Work task: I would like you to output every record below exactly, apart from the pictures.

Listed entries:
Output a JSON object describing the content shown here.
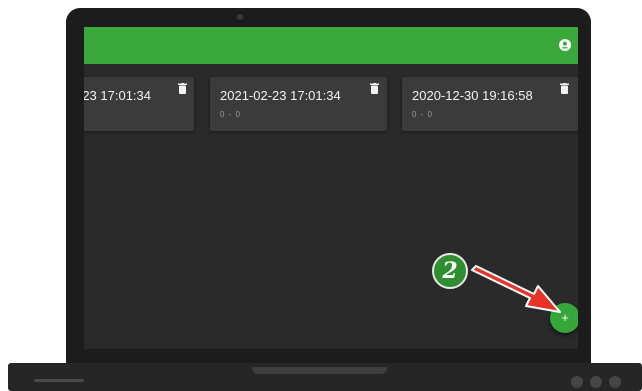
{
  "cards": [
    {
      "title": "-23 17:01:34",
      "subtitle": ""
    },
    {
      "title": "2021-02-23 17:01:34",
      "subtitle": "0 - 0"
    },
    {
      "title": "2020-12-30 19:16:58",
      "subtitle": "0 - 0"
    }
  ],
  "fab": {
    "label": "+"
  },
  "annotation": {
    "step": "2"
  },
  "colors": {
    "appbar": "#3aa83a",
    "fab": "#35a63a",
    "background": "#2a2a2a",
    "card": "#3b3b3b",
    "arrow": "#e8332a"
  },
  "icons": {
    "account": "account-circle-icon",
    "delete": "trash-icon",
    "add": "plus-icon"
  }
}
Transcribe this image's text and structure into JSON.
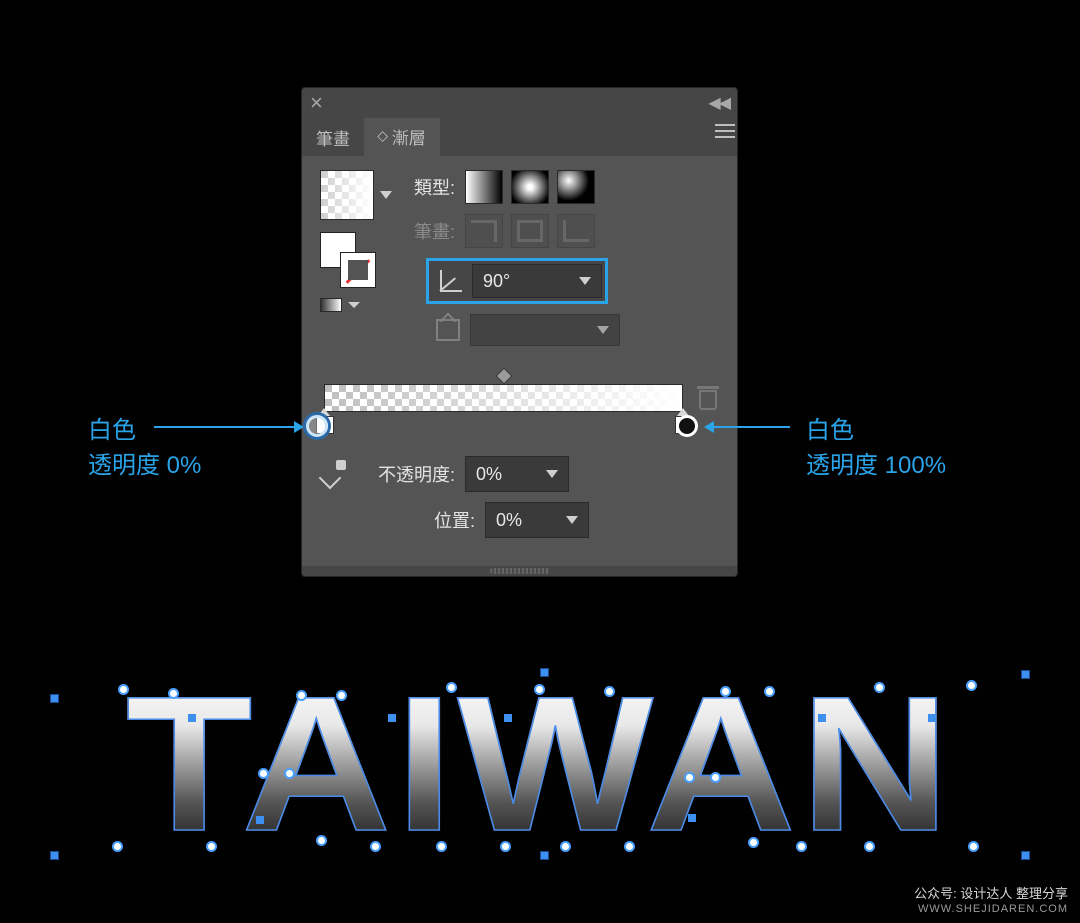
{
  "panel": {
    "tabs": {
      "stroke": "筆畫",
      "gradient": "漸層"
    },
    "type_label": "類型:",
    "stroke_label": "筆畫:",
    "angle_value": "90°",
    "aspect_value": "",
    "opacity_label": "不透明度:",
    "opacity_value": "0%",
    "location_label": "位置:",
    "location_value": "0%"
  },
  "callouts": {
    "left_line1": "白色",
    "left_line2": "透明度 0%",
    "right_line1": "白色",
    "right_line2": "透明度 100%"
  },
  "artwork_text": "TAIWAN",
  "watermark": {
    "line1": "公众号: 设计达人 整理分享",
    "line2": "WWW.SHEJIDAREN.COM"
  }
}
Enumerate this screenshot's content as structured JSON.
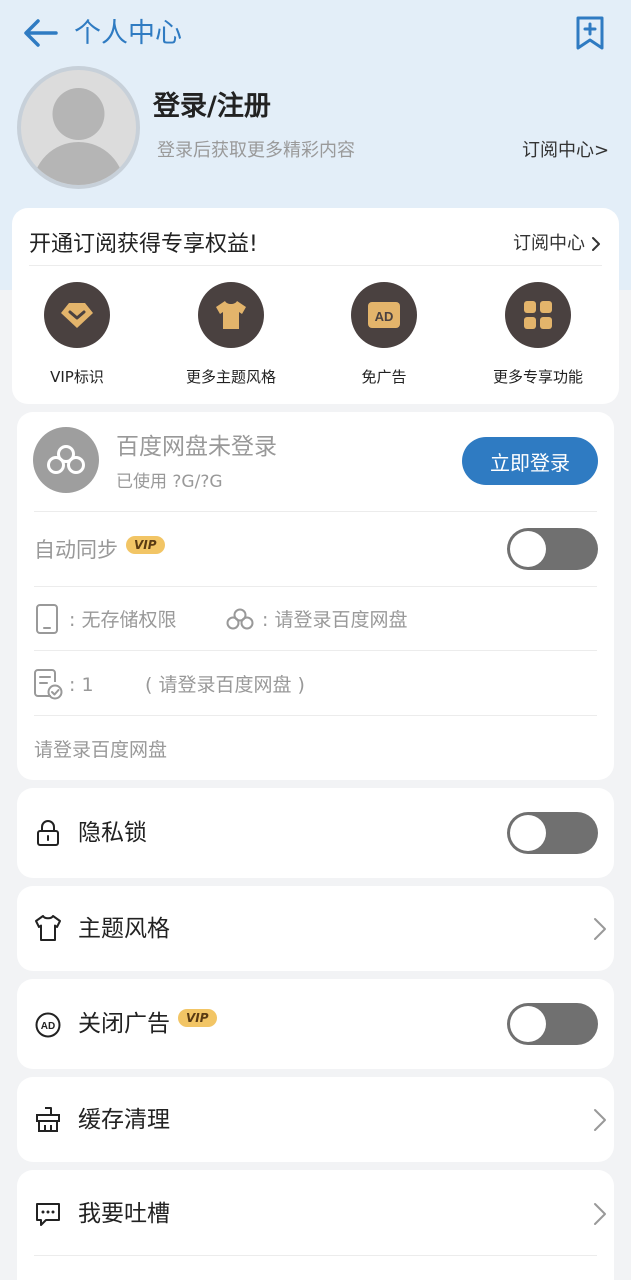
{
  "header": {
    "title": "个人中心"
  },
  "profile": {
    "login_title": "登录/注册",
    "login_subtitle": "登录后获取更多精彩内容",
    "subscription_link": "订阅中心>"
  },
  "vip_card": {
    "title": "开通订阅获得专享权益!",
    "link": "订阅中心",
    "perks": [
      {
        "label": "VIP标识",
        "icon": "vip-diamond-icon"
      },
      {
        "label": "更多主题风格",
        "icon": "tshirt-icon"
      },
      {
        "label": "免广告",
        "icon": "ad-icon"
      },
      {
        "label": "更多专享功能",
        "icon": "grid-icon"
      }
    ]
  },
  "baidu": {
    "name": "百度网盘未登录",
    "used": "已使用 ?G/?G",
    "login_button": "立即登录",
    "auto_sync_label": "自动同步",
    "vip_badge": "VIP",
    "auto_sync_on": false,
    "storage_label": ": 无存储权限",
    "cloud_label": ": 请登录百度网盘",
    "file_count": ": 1",
    "file_hint": "( 请登录百度网盘 )",
    "footer_hint": "请登录百度网盘"
  },
  "settings": {
    "privacy_lock": {
      "label": "隐私锁",
      "on": false
    },
    "theme": {
      "label": "主题风格"
    },
    "close_ads": {
      "label": "关闭广告",
      "badge": "VIP",
      "on": false
    },
    "cache": {
      "label": "缓存清理"
    },
    "feedback": {
      "label": "我要吐槽"
    }
  },
  "colors": {
    "accent": "#2f7bc2",
    "header_bg": "#e3eef8",
    "perk_circle": "#4a4140",
    "perk_icon": "#e3b46b",
    "vip_badge": "#f2c565"
  }
}
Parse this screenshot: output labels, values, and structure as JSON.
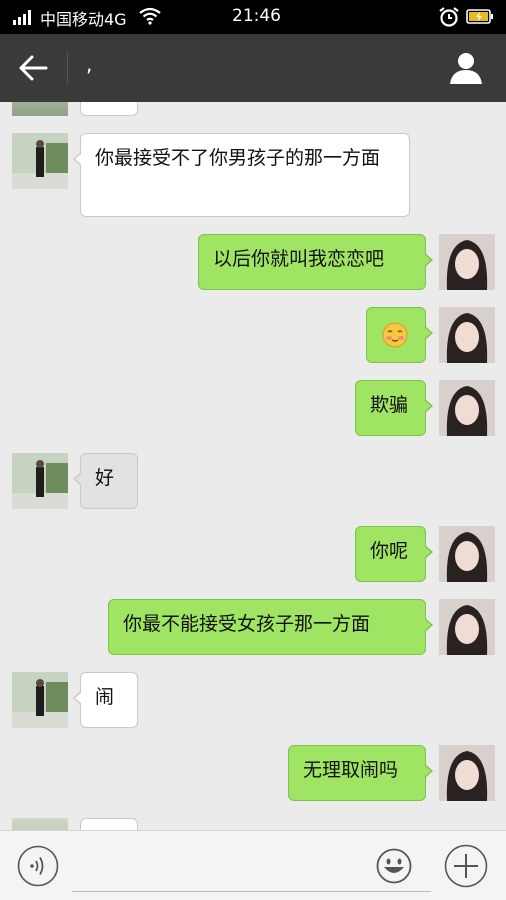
{
  "status_bar": {
    "carrier": "中国移动4G",
    "time": "21:46",
    "icons": [
      "signal-icon",
      "wifi-icon",
      "alarm-icon",
      "battery-charging-icon"
    ]
  },
  "header": {
    "title": ",",
    "icons": [
      "back-arrow-icon",
      "profile-icon"
    ]
  },
  "messages": [
    {
      "from": "other",
      "text": ""
    },
    {
      "from": "other",
      "text": "你最接受不了你男孩子的那一方面"
    },
    {
      "from": "me",
      "text": "以后你就叫我恋恋吧"
    },
    {
      "from": "me",
      "text": "",
      "emoji": "blushing-face-emoji"
    },
    {
      "from": "me",
      "text": "欺骗"
    },
    {
      "from": "other",
      "text": "好"
    },
    {
      "from": "me",
      "text": "你呢"
    },
    {
      "from": "me",
      "text": "你最不能接受女孩子那一方面"
    },
    {
      "from": "other",
      "text": "闹"
    },
    {
      "from": "me",
      "text": "无理取闹吗"
    },
    {
      "from": "other",
      "text": ""
    }
  ],
  "input_bar": {
    "value": "",
    "placeholder": "",
    "icons": [
      "voice-icon",
      "emoji-icon",
      "plus-icon"
    ]
  },
  "colors": {
    "outgoing_bubble": "#9fe563",
    "incoming_bubble": "#ffffff",
    "header": "#3a3a3a",
    "background": "#ebebeb"
  }
}
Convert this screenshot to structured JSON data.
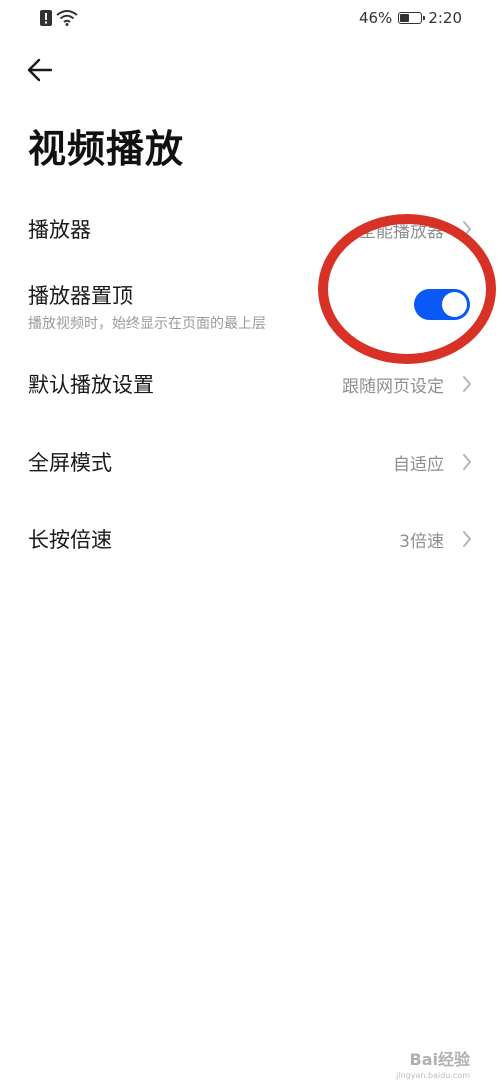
{
  "status_bar": {
    "battery_percent": "46%",
    "battery_level": 0.46,
    "time": "2:20"
  },
  "header": {
    "back_icon": "arrow-left-icon",
    "title": "视频播放"
  },
  "settings": [
    {
      "label": "播放器",
      "value": "全能播放器"
    },
    {
      "label": "播放器置顶",
      "description": "播放视频时，始终显示在页面的最上层",
      "toggle_on": true
    },
    {
      "label": "默认播放设置",
      "value": "跟随网页设定"
    },
    {
      "label": "全屏模式",
      "value": "自适应"
    },
    {
      "label": "长按倍速",
      "value": "3倍速"
    }
  ],
  "watermark": {
    "text": "Bai经验",
    "sub": "jingyan.baidu.com"
  },
  "colors": {
    "accent": "#0a59f7",
    "annotation": "#d83227"
  }
}
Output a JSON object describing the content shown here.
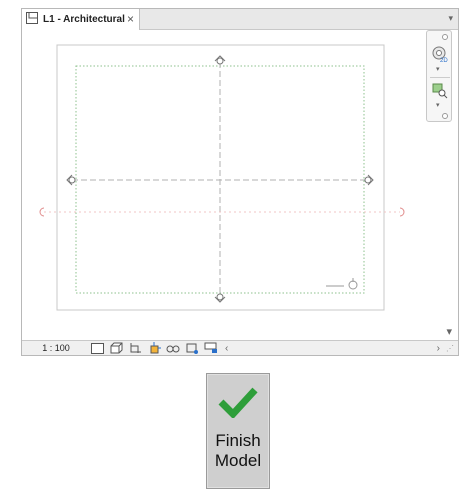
{
  "tab": {
    "title": "L1 - Architectural",
    "close": "×",
    "menu": "▾"
  },
  "statusbar": {
    "scale": "1 : 100",
    "icons": [
      "detail-level-icon",
      "visual-style-icon",
      "sun-path-icon",
      "shadows-icon",
      "render-icon",
      "crop-view-icon",
      "show-crop-icon"
    ]
  },
  "finish_button": {
    "line1": "Finish",
    "line2": "Model",
    "accent": "#2e9e3a"
  },
  "colors": {
    "guide": "#8cc08c",
    "dashed": "#b0b0b0",
    "section": "#d88a8a"
  }
}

Result:
Output a JSON object describing the content shown here.
{
  "cards": [
    {
      "title": "-23 17:01:34",
      "subtitle": ""
    },
    {
      "title": "2021-02-23 17:01:34",
      "subtitle": "0 - 0"
    },
    {
      "title": "2020-12-30 19:16:58",
      "subtitle": "0 - 0"
    }
  ],
  "fab": {
    "label": "+"
  },
  "annotation": {
    "step": "2"
  },
  "colors": {
    "appbar": "#3aa83a",
    "fab": "#35a63a",
    "background": "#2a2a2a",
    "card": "#3b3b3b",
    "arrow": "#e8332a"
  },
  "icons": {
    "account": "account-circle-icon",
    "delete": "trash-icon",
    "add": "plus-icon"
  }
}
Transcribe this image's text and structure into JSON.
{
  "panel": {
    "tabs": {
      "stroke": "筆畫",
      "gradient": "漸層"
    },
    "type_label": "類型:",
    "stroke_label": "筆畫:",
    "angle_value": "90°",
    "aspect_value": "",
    "opacity_label": "不透明度:",
    "opacity_value": "0%",
    "location_label": "位置:",
    "location_value": "0%"
  },
  "callouts": {
    "left_line1": "白色",
    "left_line2": "透明度 0%",
    "right_line1": "白色",
    "right_line2": "透明度 100%"
  },
  "artwork_text": "TAIWAN",
  "watermark": {
    "line1": "公众号: 设计达人 整理分享",
    "line2": "WWW.SHEJIDAREN.COM"
  }
}
Enumerate this screenshot's content as structured JSON.
{
  "header": {
    "title": "个人中心"
  },
  "profile": {
    "login_title": "登录/注册",
    "login_subtitle": "登录后获取更多精彩内容",
    "subscription_link": "订阅中心>"
  },
  "vip_card": {
    "title": "开通订阅获得专享权益!",
    "link": "订阅中心",
    "perks": [
      {
        "label": "VIP标识",
        "icon": "vip-diamond-icon"
      },
      {
        "label": "更多主题风格",
        "icon": "tshirt-icon"
      },
      {
        "label": "免广告",
        "icon": "ad-icon"
      },
      {
        "label": "更多专享功能",
        "icon": "grid-icon"
      }
    ]
  },
  "baidu": {
    "name": "百度网盘未登录",
    "used": "已使用 ?G/?G",
    "login_button": "立即登录",
    "auto_sync_label": "自动同步",
    "vip_badge": "VIP",
    "auto_sync_on": false,
    "storage_label": ": 无存储权限",
    "cloud_label": ": 请登录百度网盘",
    "file_count": ": 1",
    "file_hint": "( 请登录百度网盘 )",
    "footer_hint": "请登录百度网盘"
  },
  "settings": {
    "privacy_lock": {
      "label": "隐私锁",
      "on": false
    },
    "theme": {
      "label": "主题风格"
    },
    "close_ads": {
      "label": "关闭广告",
      "badge": "VIP",
      "on": false
    },
    "cache": {
      "label": "缓存清理"
    },
    "feedback": {
      "label": "我要吐槽"
    }
  },
  "colors": {
    "accent": "#2f7bc2",
    "header_bg": "#e3eef8",
    "perk_circle": "#4a4140",
    "perk_icon": "#e3b46b",
    "vip_badge": "#f2c565"
  }
}
Parse this screenshot: output labels, values, and structure as JSON.
{
  "status_bar": {
    "carrier": "中国移动4G",
    "time": "21:46",
    "icons": [
      "signal-icon",
      "wifi-icon",
      "alarm-icon",
      "battery-charging-icon"
    ]
  },
  "header": {
    "title": ",",
    "icons": [
      "back-arrow-icon",
      "profile-icon"
    ]
  },
  "messages": [
    {
      "from": "other",
      "text": ""
    },
    {
      "from": "other",
      "text": "你最接受不了你男孩子的那一方面"
    },
    {
      "from": "me",
      "text": "以后你就叫我恋恋吧"
    },
    {
      "from": "me",
      "text": "",
      "emoji": "blushing-face-emoji"
    },
    {
      "from": "me",
      "text": "欺骗"
    },
    {
      "from": "other",
      "text": "好"
    },
    {
      "from": "me",
      "text": "你呢"
    },
    {
      "from": "me",
      "text": "你最不能接受女孩子那一方面"
    },
    {
      "from": "other",
      "text": "闹"
    },
    {
      "from": "me",
      "text": "无理取闹吗"
    },
    {
      "from": "other",
      "text": ""
    }
  ],
  "input_bar": {
    "value": "",
    "placeholder": "",
    "icons": [
      "voice-icon",
      "emoji-icon",
      "plus-icon"
    ]
  },
  "colors": {
    "outgoing_bubble": "#9fe563",
    "incoming_bubble": "#ffffff",
    "header": "#3a3a3a",
    "background": "#ebebeb"
  }
}
Convert this screenshot to structured JSON data.
{
  "status_bar": {
    "battery_percent": "46%",
    "battery_level": 0.46,
    "time": "2:20"
  },
  "header": {
    "back_icon": "arrow-left-icon",
    "title": "视频播放"
  },
  "settings": [
    {
      "label": "播放器",
      "value": "全能播放器"
    },
    {
      "label": "播放器置顶",
      "description": "播放视频时，始终显示在页面的最上层",
      "toggle_on": true
    },
    {
      "label": "默认播放设置",
      "value": "跟随网页设定"
    },
    {
      "label": "全屏模式",
      "value": "自适应"
    },
    {
      "label": "长按倍速",
      "value": "3倍速"
    }
  ],
  "watermark": {
    "text": "Bai经验",
    "sub": "jingyan.baidu.com"
  },
  "colors": {
    "accent": "#0a59f7",
    "annotation": "#d83227"
  }
}
Output a JSON object describing the content shown here.
{
  "tab": {
    "title": "L1 - Architectural",
    "close": "×",
    "menu": "▾"
  },
  "statusbar": {
    "scale": "1 : 100",
    "icons": [
      "detail-level-icon",
      "visual-style-icon",
      "sun-path-icon",
      "shadows-icon",
      "render-icon",
      "crop-view-icon",
      "show-crop-icon"
    ]
  },
  "finish_button": {
    "line1": "Finish",
    "line2": "Model",
    "accent": "#2e9e3a"
  },
  "colors": {
    "guide": "#8cc08c",
    "dashed": "#b0b0b0",
    "section": "#d88a8a"
  }
}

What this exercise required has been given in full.